Discussion in 'Homework Help' started by EngineeringStudent, Jun 11, 2014.

1. ### EngineeringStudent Thread Starter New Member

Jun 11, 2014
3
0
Hello everyone im recently new to this forum and i would like help on the following question:

'A three phase cage induction motor running at full load draws a stator current of 60A at a power factor of 0.8 lagging from a 415v, 50hz supply. Under the following conditions the stator loss is 3.6 kw, the rotor loss is 1.3kw and the percentage slip is 4.5%. The shaft power is 29.4kw calculate the following':
- Shaft output torque
- Efficiency
- Mechanical friction/windage loss

Could someone explain and show me how to work out the above, thanks you!

2. ### t_n_k AAC Fanatic!

Mar 6, 2009
5,448
784
This is a relatively simple problem for a student of induction machine theory. You need to show your working thus far to receive assistance.

3. ### EngineeringStudent Thread Starter New Member

Jun 11, 2014
3
0
Could you tell me the formulas to use i have no workings outs yet, i have only just started recently learning about electrical principles hence why i required help on this 'simple' question.

Last edited: Jun 11, 2014
4. ### crutschow Expert

Mar 14, 2008
16,228
4,340
Do you know how to calculate three-phase power from an AC line given the current, voltage, and power factor?

Given the input power from above, the given internal power losses, and the output shaft power, you can determine the friction/losses since that's what's left.

To calculate output torque from the output power you need the number of motor poles to determine the motor speed, which you didn't state.

5. ### EngineeringStudent Thread Starter New Member

Jun 11, 2014
3
0
The question did not state the amount of motor poles given, is there a way to work that out as well as efficiency?

6. ### crutschow Expert

Mar 14, 2008
16,228
4,340
You need the number of poles to determine the motor speed, and in turn, the motor torque. Perhaps the assumption is that it's a 2-pole motor, but that's a big assumption.

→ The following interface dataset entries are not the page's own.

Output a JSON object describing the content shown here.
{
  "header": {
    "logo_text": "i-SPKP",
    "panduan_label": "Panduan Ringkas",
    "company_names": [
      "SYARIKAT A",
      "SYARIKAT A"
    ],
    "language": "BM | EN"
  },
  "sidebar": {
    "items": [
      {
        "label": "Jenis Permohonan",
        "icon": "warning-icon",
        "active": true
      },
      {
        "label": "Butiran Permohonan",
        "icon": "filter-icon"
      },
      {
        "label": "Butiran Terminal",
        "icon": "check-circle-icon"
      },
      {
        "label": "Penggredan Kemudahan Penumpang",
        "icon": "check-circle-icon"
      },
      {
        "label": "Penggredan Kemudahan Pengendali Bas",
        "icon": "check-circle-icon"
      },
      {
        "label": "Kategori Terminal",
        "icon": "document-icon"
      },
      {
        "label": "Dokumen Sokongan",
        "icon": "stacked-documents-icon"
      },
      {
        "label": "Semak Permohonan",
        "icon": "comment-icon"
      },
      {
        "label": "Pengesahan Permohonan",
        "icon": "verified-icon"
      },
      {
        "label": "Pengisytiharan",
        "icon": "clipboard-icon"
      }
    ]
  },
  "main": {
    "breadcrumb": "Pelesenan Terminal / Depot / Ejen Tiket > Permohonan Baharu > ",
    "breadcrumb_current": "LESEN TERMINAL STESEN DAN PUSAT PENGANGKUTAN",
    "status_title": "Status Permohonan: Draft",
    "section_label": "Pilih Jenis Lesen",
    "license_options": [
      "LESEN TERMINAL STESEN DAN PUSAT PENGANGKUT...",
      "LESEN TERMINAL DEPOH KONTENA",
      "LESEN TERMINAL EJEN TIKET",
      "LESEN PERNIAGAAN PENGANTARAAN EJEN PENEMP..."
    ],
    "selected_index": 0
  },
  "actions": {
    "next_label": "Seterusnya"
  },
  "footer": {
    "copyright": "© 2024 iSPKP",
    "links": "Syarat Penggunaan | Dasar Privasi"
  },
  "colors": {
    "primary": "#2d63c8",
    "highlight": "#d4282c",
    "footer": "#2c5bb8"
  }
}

The efficiency is determined by dividing the output power by the input power.

Also this information should be provided in your course work. Have you studied that?